►

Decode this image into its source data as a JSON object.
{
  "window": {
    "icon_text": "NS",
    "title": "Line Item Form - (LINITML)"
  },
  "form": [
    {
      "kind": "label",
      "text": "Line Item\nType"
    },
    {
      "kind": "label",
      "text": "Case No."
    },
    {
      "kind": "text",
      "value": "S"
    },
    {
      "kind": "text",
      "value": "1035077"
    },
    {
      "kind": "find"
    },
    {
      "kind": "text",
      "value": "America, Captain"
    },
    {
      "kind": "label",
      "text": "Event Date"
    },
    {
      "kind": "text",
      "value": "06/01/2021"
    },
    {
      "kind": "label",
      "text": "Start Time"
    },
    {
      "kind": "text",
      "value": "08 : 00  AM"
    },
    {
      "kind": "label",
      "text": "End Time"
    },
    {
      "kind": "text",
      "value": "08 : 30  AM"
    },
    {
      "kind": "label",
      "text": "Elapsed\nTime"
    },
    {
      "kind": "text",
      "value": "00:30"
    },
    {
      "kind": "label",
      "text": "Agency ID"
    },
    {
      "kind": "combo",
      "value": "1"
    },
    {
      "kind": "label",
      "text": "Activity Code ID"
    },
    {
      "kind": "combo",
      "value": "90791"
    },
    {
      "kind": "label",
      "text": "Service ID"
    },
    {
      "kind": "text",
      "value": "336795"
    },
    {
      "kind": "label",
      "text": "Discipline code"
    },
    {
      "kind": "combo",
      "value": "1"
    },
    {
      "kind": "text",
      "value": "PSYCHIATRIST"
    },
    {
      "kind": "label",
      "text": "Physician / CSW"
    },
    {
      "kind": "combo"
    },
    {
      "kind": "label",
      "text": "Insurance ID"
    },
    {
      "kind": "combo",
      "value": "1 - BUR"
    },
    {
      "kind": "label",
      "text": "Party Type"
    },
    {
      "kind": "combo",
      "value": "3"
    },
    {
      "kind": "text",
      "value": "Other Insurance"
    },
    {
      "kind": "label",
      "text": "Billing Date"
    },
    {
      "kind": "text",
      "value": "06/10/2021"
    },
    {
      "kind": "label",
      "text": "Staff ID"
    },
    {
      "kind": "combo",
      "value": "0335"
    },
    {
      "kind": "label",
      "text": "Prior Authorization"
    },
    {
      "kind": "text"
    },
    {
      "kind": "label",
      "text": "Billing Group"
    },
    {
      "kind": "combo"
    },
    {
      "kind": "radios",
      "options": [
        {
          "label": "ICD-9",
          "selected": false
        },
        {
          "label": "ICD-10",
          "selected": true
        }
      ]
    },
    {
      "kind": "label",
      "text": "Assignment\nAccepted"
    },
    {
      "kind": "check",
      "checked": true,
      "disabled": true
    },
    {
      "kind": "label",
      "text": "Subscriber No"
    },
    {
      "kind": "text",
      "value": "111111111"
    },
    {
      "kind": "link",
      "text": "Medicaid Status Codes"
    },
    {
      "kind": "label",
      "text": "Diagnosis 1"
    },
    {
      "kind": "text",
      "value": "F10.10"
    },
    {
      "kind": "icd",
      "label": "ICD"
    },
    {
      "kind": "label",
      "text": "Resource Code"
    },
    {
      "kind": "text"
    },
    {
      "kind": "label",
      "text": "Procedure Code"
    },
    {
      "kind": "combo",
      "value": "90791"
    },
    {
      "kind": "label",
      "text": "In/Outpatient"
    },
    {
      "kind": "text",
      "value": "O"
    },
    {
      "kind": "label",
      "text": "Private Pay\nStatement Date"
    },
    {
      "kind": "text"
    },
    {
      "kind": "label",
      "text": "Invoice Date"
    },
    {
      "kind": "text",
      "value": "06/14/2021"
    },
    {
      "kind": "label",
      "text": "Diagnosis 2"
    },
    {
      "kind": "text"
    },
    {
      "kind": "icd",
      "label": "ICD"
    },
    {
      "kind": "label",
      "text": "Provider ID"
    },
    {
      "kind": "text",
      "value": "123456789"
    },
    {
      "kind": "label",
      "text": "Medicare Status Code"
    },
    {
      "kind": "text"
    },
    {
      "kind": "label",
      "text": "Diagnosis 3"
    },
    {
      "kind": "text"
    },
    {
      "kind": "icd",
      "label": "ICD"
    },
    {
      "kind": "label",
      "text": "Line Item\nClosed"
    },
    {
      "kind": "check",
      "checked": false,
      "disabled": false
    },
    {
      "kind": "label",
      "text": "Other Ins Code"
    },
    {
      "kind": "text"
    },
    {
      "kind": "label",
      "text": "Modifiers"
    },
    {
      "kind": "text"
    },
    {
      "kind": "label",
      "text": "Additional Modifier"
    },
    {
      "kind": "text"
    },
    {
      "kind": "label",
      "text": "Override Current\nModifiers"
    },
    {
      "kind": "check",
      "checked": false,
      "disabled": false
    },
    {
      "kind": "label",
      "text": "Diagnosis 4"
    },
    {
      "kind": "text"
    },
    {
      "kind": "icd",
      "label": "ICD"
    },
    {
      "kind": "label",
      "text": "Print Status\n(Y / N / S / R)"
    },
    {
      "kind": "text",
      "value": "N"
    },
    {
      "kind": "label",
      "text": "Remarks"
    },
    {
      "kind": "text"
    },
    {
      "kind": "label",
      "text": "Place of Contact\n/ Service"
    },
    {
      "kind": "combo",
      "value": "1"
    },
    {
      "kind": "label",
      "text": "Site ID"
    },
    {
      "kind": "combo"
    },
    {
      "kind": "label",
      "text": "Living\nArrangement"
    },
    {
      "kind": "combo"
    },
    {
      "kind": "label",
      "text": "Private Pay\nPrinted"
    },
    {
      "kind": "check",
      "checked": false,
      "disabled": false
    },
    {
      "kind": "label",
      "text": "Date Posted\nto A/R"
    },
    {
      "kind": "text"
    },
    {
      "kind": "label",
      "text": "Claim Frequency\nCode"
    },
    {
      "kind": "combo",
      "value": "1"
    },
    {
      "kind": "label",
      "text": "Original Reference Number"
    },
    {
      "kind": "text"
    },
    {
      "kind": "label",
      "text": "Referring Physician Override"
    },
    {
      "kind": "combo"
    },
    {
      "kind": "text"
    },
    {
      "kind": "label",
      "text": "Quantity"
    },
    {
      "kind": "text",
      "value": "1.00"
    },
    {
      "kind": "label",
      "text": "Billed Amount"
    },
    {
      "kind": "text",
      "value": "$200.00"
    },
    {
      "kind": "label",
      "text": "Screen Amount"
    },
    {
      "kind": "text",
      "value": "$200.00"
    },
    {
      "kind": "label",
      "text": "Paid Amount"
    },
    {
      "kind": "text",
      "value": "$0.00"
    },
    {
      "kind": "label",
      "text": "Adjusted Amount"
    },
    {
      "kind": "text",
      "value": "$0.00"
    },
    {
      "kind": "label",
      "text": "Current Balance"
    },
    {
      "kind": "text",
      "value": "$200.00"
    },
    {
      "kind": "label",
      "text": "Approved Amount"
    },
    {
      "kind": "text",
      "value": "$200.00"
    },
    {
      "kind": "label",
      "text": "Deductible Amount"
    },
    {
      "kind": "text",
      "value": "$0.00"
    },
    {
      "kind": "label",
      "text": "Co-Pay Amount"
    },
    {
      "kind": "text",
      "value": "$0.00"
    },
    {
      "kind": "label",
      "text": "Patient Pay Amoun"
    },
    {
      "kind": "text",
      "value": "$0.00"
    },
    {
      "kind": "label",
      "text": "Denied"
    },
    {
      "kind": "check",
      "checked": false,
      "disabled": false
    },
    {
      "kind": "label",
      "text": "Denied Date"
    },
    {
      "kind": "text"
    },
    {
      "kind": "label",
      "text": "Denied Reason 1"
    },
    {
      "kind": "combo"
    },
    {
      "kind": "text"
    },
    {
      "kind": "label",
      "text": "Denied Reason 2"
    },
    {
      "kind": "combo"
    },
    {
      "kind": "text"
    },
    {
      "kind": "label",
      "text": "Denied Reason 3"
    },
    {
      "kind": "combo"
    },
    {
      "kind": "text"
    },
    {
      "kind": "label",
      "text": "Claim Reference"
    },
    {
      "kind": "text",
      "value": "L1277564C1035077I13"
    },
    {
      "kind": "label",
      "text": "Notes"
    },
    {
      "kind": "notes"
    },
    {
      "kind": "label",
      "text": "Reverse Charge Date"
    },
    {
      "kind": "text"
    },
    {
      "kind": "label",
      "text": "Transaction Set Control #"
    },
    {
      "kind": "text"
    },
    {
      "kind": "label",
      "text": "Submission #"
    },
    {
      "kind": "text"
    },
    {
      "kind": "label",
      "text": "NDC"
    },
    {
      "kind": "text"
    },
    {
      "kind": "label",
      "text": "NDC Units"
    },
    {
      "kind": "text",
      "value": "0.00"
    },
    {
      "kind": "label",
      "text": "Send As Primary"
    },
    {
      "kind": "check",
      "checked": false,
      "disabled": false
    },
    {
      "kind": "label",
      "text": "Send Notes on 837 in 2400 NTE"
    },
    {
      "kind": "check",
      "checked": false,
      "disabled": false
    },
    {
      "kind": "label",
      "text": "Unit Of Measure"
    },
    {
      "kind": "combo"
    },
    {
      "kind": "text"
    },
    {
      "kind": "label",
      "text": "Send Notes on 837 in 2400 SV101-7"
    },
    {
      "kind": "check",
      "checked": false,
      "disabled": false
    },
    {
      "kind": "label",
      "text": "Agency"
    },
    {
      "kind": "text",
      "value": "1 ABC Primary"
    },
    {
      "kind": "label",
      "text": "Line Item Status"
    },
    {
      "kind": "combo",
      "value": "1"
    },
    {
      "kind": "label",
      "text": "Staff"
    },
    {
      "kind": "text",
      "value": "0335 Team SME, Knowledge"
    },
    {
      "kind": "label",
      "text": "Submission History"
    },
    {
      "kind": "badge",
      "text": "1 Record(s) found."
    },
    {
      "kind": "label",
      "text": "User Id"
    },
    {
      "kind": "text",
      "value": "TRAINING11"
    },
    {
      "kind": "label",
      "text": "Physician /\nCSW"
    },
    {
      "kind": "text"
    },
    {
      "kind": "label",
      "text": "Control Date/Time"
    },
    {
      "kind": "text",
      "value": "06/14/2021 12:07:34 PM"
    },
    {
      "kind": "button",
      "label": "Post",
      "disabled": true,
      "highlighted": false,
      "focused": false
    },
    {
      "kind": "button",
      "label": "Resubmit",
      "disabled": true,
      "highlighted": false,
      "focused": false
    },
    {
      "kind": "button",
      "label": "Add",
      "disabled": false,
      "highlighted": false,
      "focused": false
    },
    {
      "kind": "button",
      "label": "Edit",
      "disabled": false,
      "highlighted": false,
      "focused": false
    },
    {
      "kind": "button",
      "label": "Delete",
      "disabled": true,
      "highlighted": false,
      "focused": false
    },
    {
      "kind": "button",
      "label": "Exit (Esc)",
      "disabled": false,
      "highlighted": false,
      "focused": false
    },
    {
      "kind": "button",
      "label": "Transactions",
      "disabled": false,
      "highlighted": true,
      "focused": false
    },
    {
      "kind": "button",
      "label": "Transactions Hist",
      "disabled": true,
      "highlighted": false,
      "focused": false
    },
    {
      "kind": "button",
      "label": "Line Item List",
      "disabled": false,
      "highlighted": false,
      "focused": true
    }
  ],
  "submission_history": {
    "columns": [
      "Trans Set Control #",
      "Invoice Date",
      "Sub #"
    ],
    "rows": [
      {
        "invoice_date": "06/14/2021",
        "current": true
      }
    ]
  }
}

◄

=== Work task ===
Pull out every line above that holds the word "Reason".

=== Solution below ===
      "text": "Denied Reason 1"
      "text": "Denied Reason 2"
      "text": "Denied Reason 3"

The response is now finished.